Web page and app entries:
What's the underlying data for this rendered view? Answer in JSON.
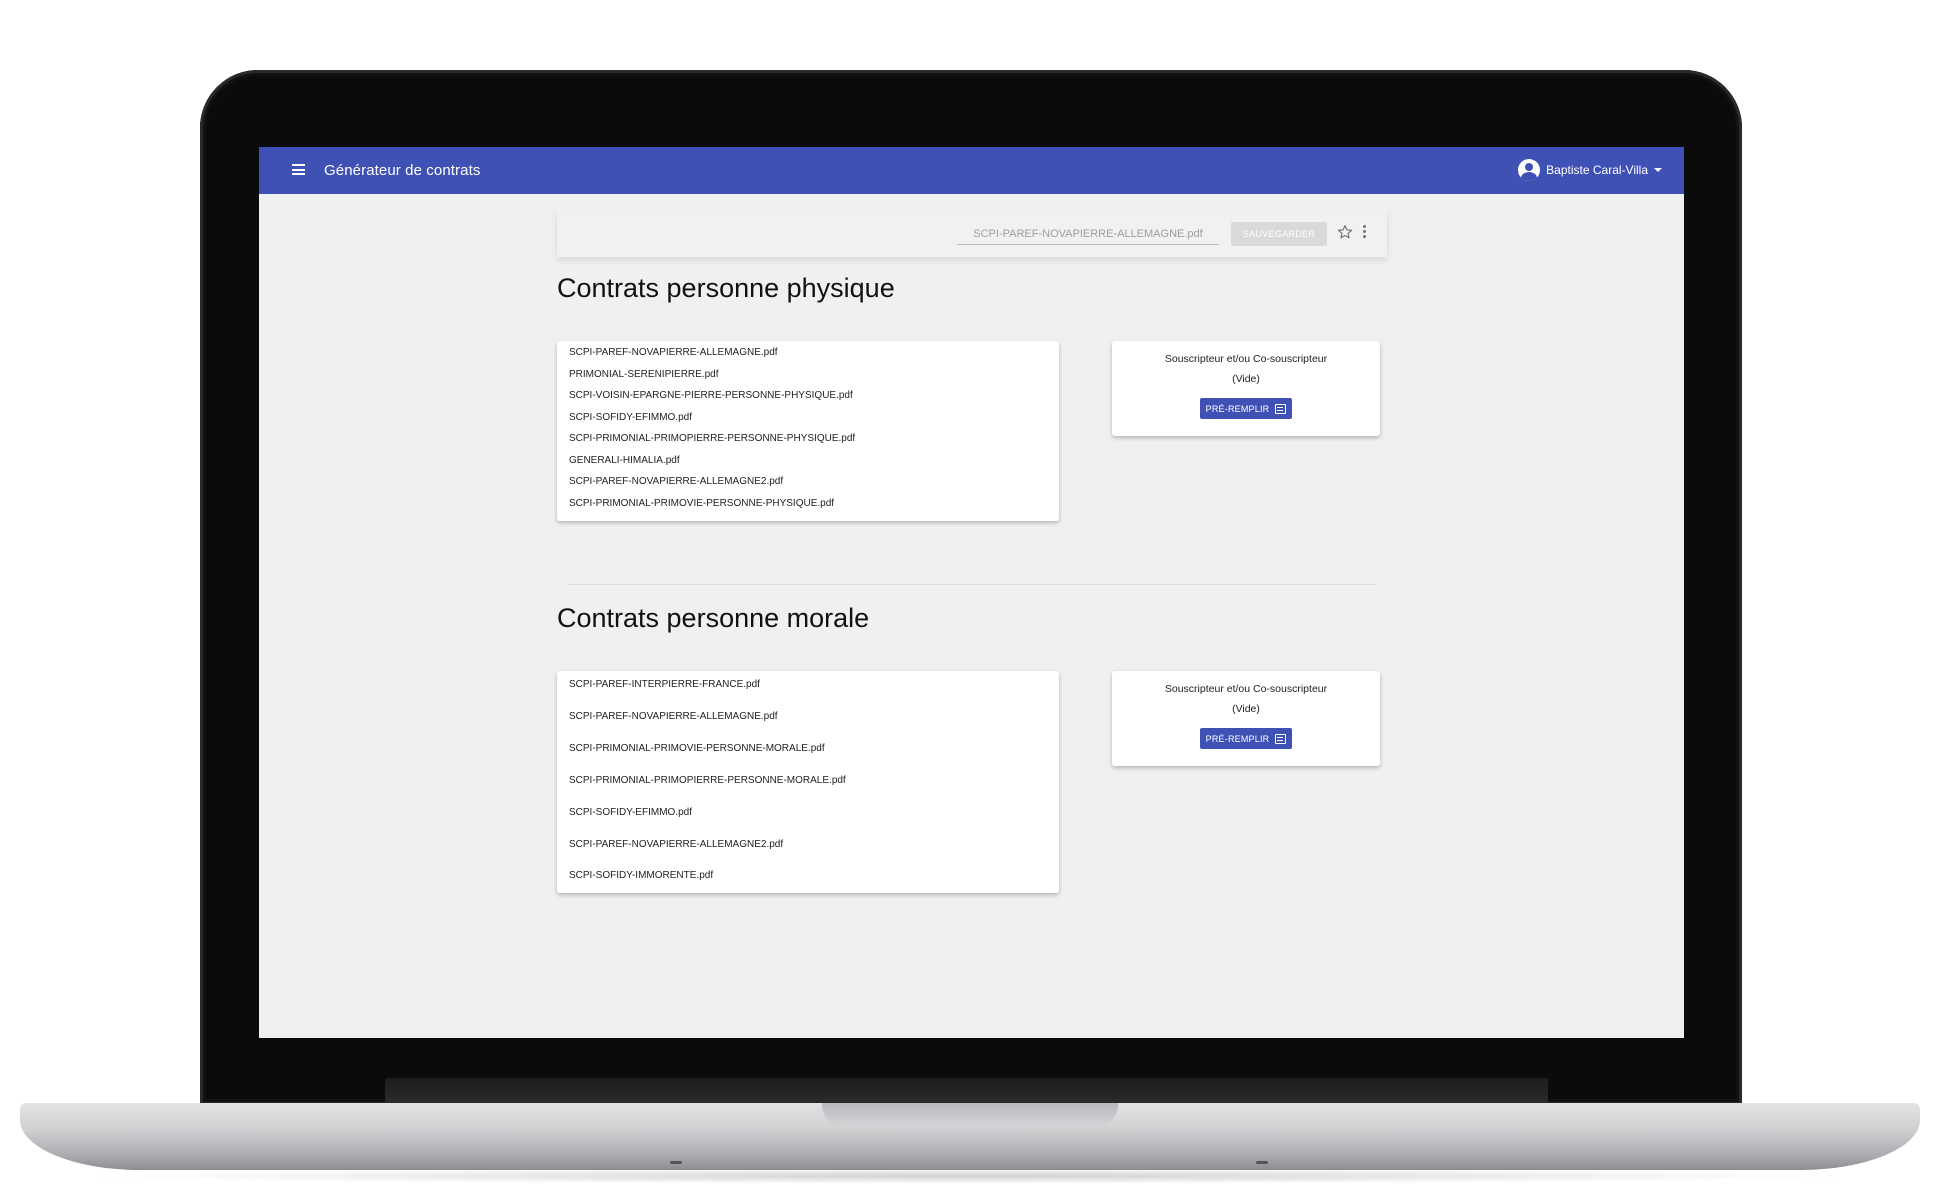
{
  "app": {
    "title": "Générateur de contrats",
    "user_name": "Baptiste Caral-Villa",
    "accent_color": "#3f51b5"
  },
  "toolbar": {
    "file_name": "SCPI-PAREF-NOVAPIERRE-ALLEMAGNE.pdf",
    "save_label": "SAUVEGARDER",
    "icons": [
      "star-outline-icon",
      "more-vert-icon"
    ]
  },
  "physique": {
    "title": "Contrats personne physique",
    "files": [
      "SCPI-PAREF-NOVAPIERRE-ALLEMAGNE.pdf",
      "PRIMONIAL-SERENIPIERRE.pdf",
      "SCPI-VOISIN-EPARGNE-PIERRE-PERSONNE-PHYSIQUE.pdf",
      "SCPI-SOFIDY-EFIMMO.pdf",
      "SCPI-PRIMONIAL-PRIMOPIERRE-PERSONNE-PHYSIQUE.pdf",
      "GENERALI-HIMALIA.pdf",
      "SCPI-PAREF-NOVAPIERRE-ALLEMAGNE2.pdf",
      "SCPI-PRIMONIAL-PRIMOVIE-PERSONNE-PHYSIQUE.pdf"
    ],
    "prefill": {
      "title": "Souscripteur et/ou Co-souscripteur",
      "status": "(Vide)",
      "button_label": "PRÉ-REMPLIR"
    }
  },
  "morale": {
    "title": "Contrats personne morale",
    "files": [
      "SCPI-PAREF-INTERPIERRE-FRANCE.pdf",
      "SCPI-PAREF-NOVAPIERRE-ALLEMAGNE.pdf",
      "SCPI-PRIMONIAL-PRIMOVIE-PERSONNE-MORALE.pdf",
      "SCPI-PRIMONIAL-PRIMOPIERRE-PERSONNE-MORALE.pdf",
      "SCPI-SOFIDY-EFIMMO.pdf",
      "SCPI-PAREF-NOVAPIERRE-ALLEMAGNE2.pdf",
      "SCPI-SOFIDY-IMMORENTE.pdf"
    ],
    "prefill": {
      "title": "Souscripteur et/ou Co-souscripteur",
      "status": "(Vide)",
      "button_label": "PRÉ-REMPLIR"
    }
  }
}
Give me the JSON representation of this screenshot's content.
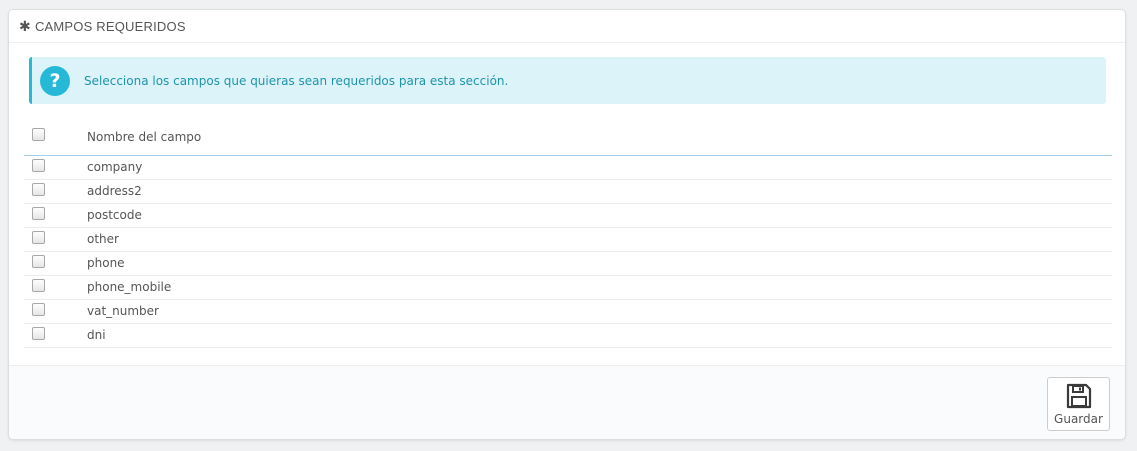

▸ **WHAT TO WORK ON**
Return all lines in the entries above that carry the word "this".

▸ **FINISHED EXERCISE**
What's the underlying data for this rendered view? Answer in JSON.
Give me the JSON representation of this screenshot's content.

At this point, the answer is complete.